Cerebellar Morphology and Procedural Learning Impairment in Neuroleptic-Naive Youth at Ultrahigh Risk of Psychosis

Derek J. Dean, Jessica A. Bernard, Joseph M. Orr, Andrea Pelletier-Baldelli, Tina Gupta, Emily E. Carol, and Vijay A. Mittal

New research suggests that the cerebellum may be involved with cognitive functions that are impaired in those with psychotic disorders. Despite this, little research has investigated the cerebellum in those at high risk for developing psychosis. When control participants and patients who had an ultrahigh risk for developing psychosis completed a motor task, those at ultrahigh risk displayed impaired learning of, and poorer performance on, the motor task compared with control participants. Participants at ultrahigh risk for psychosis were also found to have smaller cerebellar volumes in areas relating to motor control and cognition. These findings suggest that cerebellar abnormalities may be an important precursor to the development of psychosis.

Social Competence in Pediatric Traumatic Brain Injury: From Brain to Behavior

Keith Owen Yeates, Erin D. Bigler, Tracy Abildskov, Maureen Dennis, Cynthia A. Gerhardt, Kathryn Vannatta, Kenneth H. Rubin, Terry Stancin, and H. Gerry Taylor

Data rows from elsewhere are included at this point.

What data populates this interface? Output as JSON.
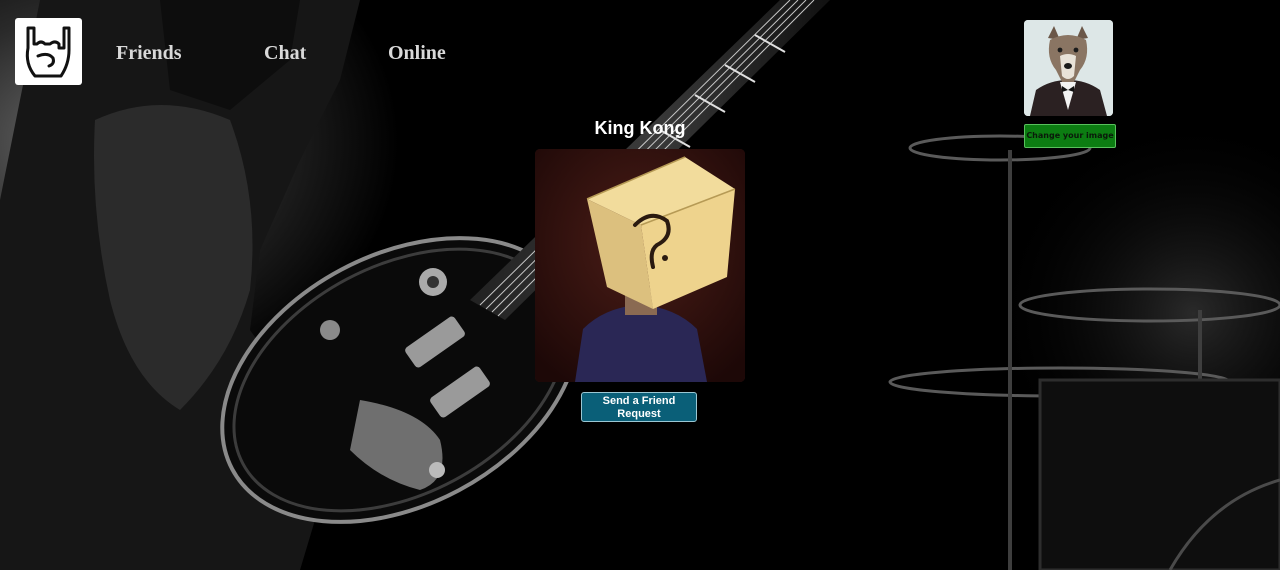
{
  "nav": {
    "friends_label": "Friends",
    "chat_label": "Chat",
    "online_label": "Online"
  },
  "user": {
    "change_image_label": "Change your image"
  },
  "profile": {
    "name": "King Kong",
    "send_request_label": "Send a Friend Request"
  },
  "icons": {
    "logo": "rock-hand-icon",
    "avatar": "wolf-in-suit-image",
    "profile_photo": "box-head-question-mark-image"
  },
  "colors": {
    "nav_text": "#d9d9d9",
    "change_image_button": "#0c7d12",
    "friend_button": "#0a5f78",
    "background": "#000000"
  }
}
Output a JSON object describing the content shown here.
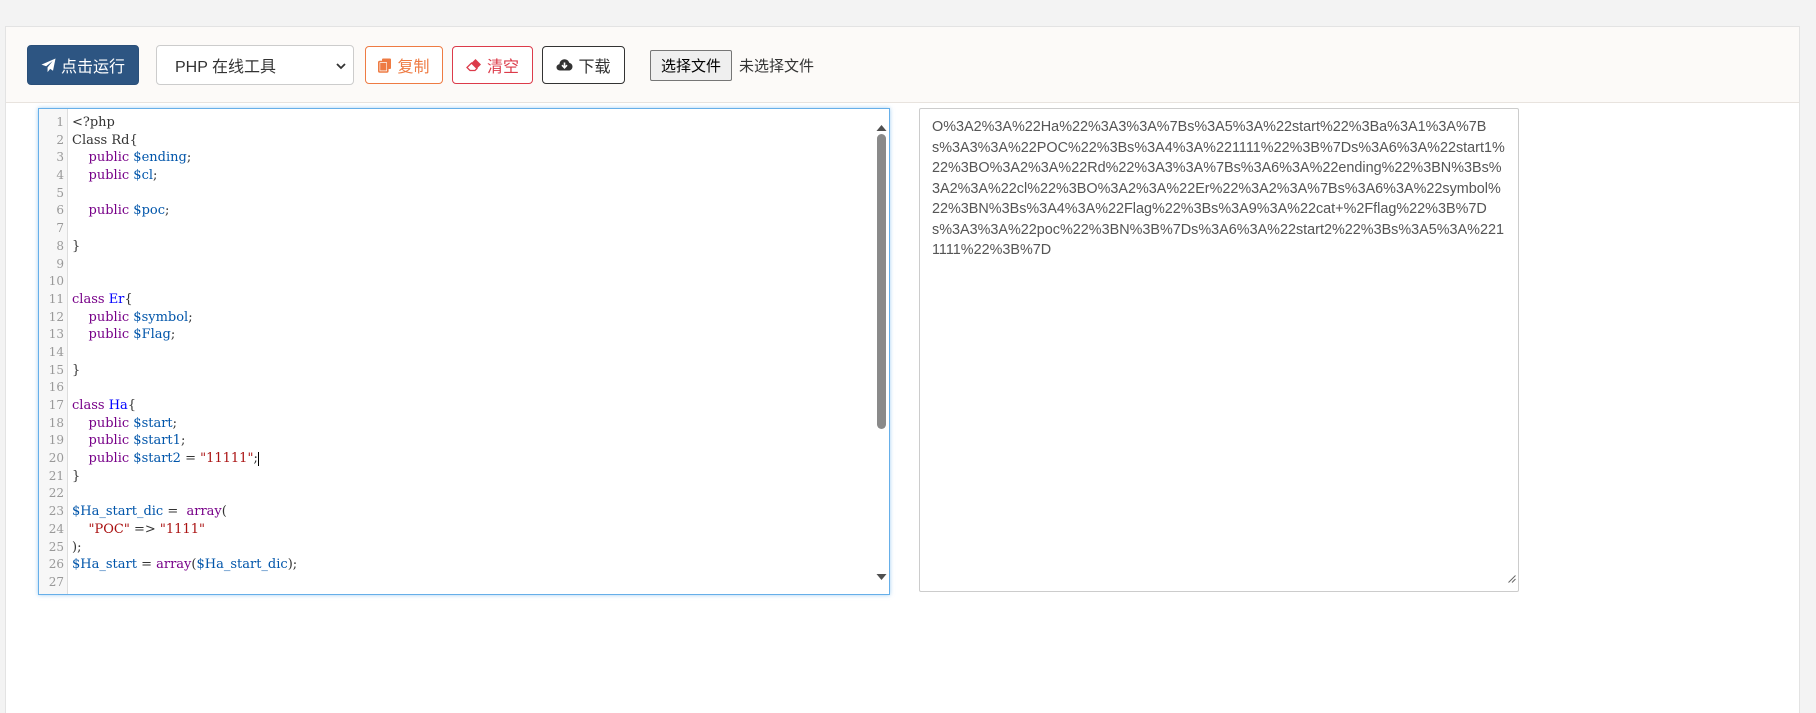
{
  "toolbar": {
    "run_label": "点击运行",
    "tool_select_value": "PHP 在线工具",
    "copy_label": "复制",
    "clear_label": "清空",
    "download_label": "下载",
    "file_button_label": "选择文件",
    "file_status": "未选择文件"
  },
  "editor": {
    "lines": [
      {
        "n": "1",
        "tokens": [
          {
            "t": "<?php",
            "c": ""
          }
        ]
      },
      {
        "n": "2",
        "tokens": [
          {
            "t": "Class Rd{",
            "c": ""
          }
        ]
      },
      {
        "n": "3",
        "tokens": [
          {
            "t": "    ",
            "c": ""
          },
          {
            "t": "public",
            "c": "kw"
          },
          {
            "t": " ",
            "c": ""
          },
          {
            "t": "$ending",
            "c": "var"
          },
          {
            "t": ";",
            "c": ""
          }
        ]
      },
      {
        "n": "4",
        "tokens": [
          {
            "t": "    ",
            "c": ""
          },
          {
            "t": "public",
            "c": "kw"
          },
          {
            "t": " ",
            "c": ""
          },
          {
            "t": "$cl",
            "c": "var"
          },
          {
            "t": ";",
            "c": ""
          }
        ]
      },
      {
        "n": "5",
        "tokens": []
      },
      {
        "n": "6",
        "tokens": [
          {
            "t": "    ",
            "c": ""
          },
          {
            "t": "public",
            "c": "kw"
          },
          {
            "t": " ",
            "c": ""
          },
          {
            "t": "$poc",
            "c": "var"
          },
          {
            "t": ";",
            "c": ""
          }
        ]
      },
      {
        "n": "7",
        "tokens": []
      },
      {
        "n": "8",
        "tokens": [
          {
            "t": "}",
            "c": ""
          }
        ]
      },
      {
        "n": "9",
        "tokens": []
      },
      {
        "n": "10",
        "tokens": []
      },
      {
        "n": "11",
        "tokens": [
          {
            "t": "class",
            "c": "kw"
          },
          {
            "t": " ",
            "c": ""
          },
          {
            "t": "Er",
            "c": "def"
          },
          {
            "t": "{",
            "c": ""
          }
        ]
      },
      {
        "n": "12",
        "tokens": [
          {
            "t": "    ",
            "c": ""
          },
          {
            "t": "public",
            "c": "kw"
          },
          {
            "t": " ",
            "c": ""
          },
          {
            "t": "$symbol",
            "c": "var"
          },
          {
            "t": ";",
            "c": ""
          }
        ]
      },
      {
        "n": "13",
        "tokens": [
          {
            "t": "    ",
            "c": ""
          },
          {
            "t": "public",
            "c": "kw"
          },
          {
            "t": " ",
            "c": ""
          },
          {
            "t": "$Flag",
            "c": "var"
          },
          {
            "t": ";",
            "c": ""
          }
        ]
      },
      {
        "n": "14",
        "tokens": []
      },
      {
        "n": "15",
        "tokens": [
          {
            "t": "}",
            "c": ""
          }
        ]
      },
      {
        "n": "16",
        "tokens": []
      },
      {
        "n": "17",
        "tokens": [
          {
            "t": "class",
            "c": "kw"
          },
          {
            "t": " ",
            "c": ""
          },
          {
            "t": "Ha",
            "c": "def"
          },
          {
            "t": "{",
            "c": ""
          }
        ]
      },
      {
        "n": "18",
        "tokens": [
          {
            "t": "    ",
            "c": ""
          },
          {
            "t": "public",
            "c": "kw"
          },
          {
            "t": " ",
            "c": ""
          },
          {
            "t": "$start",
            "c": "var"
          },
          {
            "t": ";",
            "c": ""
          }
        ]
      },
      {
        "n": "19",
        "tokens": [
          {
            "t": "    ",
            "c": ""
          },
          {
            "t": "public",
            "c": "kw"
          },
          {
            "t": " ",
            "c": ""
          },
          {
            "t": "$start1",
            "c": "var"
          },
          {
            "t": ";",
            "c": ""
          }
        ]
      },
      {
        "n": "20",
        "tokens": [
          {
            "t": "    ",
            "c": ""
          },
          {
            "t": "public",
            "c": "kw"
          },
          {
            "t": " ",
            "c": ""
          },
          {
            "t": "$start2",
            "c": "var"
          },
          {
            "t": " = ",
            "c": ""
          },
          {
            "t": "\"11111\"",
            "c": "str"
          },
          {
            "t": ";",
            "c": ""
          }
        ],
        "cursor": true
      },
      {
        "n": "21",
        "tokens": [
          {
            "t": "}",
            "c": ""
          }
        ]
      },
      {
        "n": "22",
        "tokens": []
      },
      {
        "n": "23",
        "tokens": [
          {
            "t": "$Ha_start_dic",
            "c": "var"
          },
          {
            "t": " =  ",
            "c": ""
          },
          {
            "t": "array",
            "c": "kw"
          },
          {
            "t": "(",
            "c": ""
          }
        ]
      },
      {
        "n": "24",
        "tokens": [
          {
            "t": "    ",
            "c": ""
          },
          {
            "t": "\"POC\"",
            "c": "str"
          },
          {
            "t": " => ",
            "c": ""
          },
          {
            "t": "\"1111\"",
            "c": "str"
          }
        ]
      },
      {
        "n": "25",
        "tokens": [
          {
            "t": ");",
            "c": ""
          }
        ]
      },
      {
        "n": "26",
        "tokens": [
          {
            "t": "$Ha_start",
            "c": "var"
          },
          {
            "t": " = ",
            "c": ""
          },
          {
            "t": "array",
            "c": "kw"
          },
          {
            "t": "(",
            "c": ""
          },
          {
            "t": "$Ha_start_dic",
            "c": "var"
          },
          {
            "t": ");",
            "c": ""
          }
        ]
      },
      {
        "n": "27",
        "tokens": []
      }
    ]
  },
  "output": {
    "text": "O%3A2%3A%22Ha%22%3A3%3A%7Bs%3A5%3A%22start%22%3Ba%3A1%3A%7Bs%3A3%3A%22POC%22%3Bs%3A4%3A%221111%22%3B%7Ds%3A6%3A%22start1%22%3BO%3A2%3A%22Rd%22%3A3%3A%7Bs%3A6%3A%22ending%22%3BN%3Bs%3A2%3A%22cl%22%3BO%3A2%3A%22Er%22%3A2%3A%7Bs%3A6%3A%22symbol%22%3BN%3Bs%3A4%3A%22Flag%22%3Bs%3A9%3A%22cat+%2Fflag%22%3B%7Ds%3A3%3A%22poc%22%3BN%3B%7Ds%3A6%3A%22start2%22%3Bs%3A5%3A%2211111%22%3B%7D"
  },
  "icons": {
    "run": "paper-plane-icon",
    "copy": "copy-icon",
    "clear": "eraser-icon",
    "download": "cloud-download-icon"
  },
  "colors": {
    "run_button": "#2d5582",
    "copy_button": "#ee7b43",
    "clear_button": "#dc3b4a",
    "editor_focus_border": "#66afe9"
  }
}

More than 700,000 children and adolescents visit the hospital each year because of traumatic brain injury (TBI). Although TBI can lead to cognitive, emotional, and behavioral deficits, few studies have examined long-term social outcomes for children suffering this type of injury. Children between the ages of 8 and 13 who had suffered a TBI or an orthopedic injury were assessed for brain volume; theory of mind; relationships, acceptance, and friendships; and psychosocial adjustment. The results illustrate a complex relationship between social competence and TBI in which brain volume is associated with theory of mind, and greater theory of mind is associated with better quality peer relationships.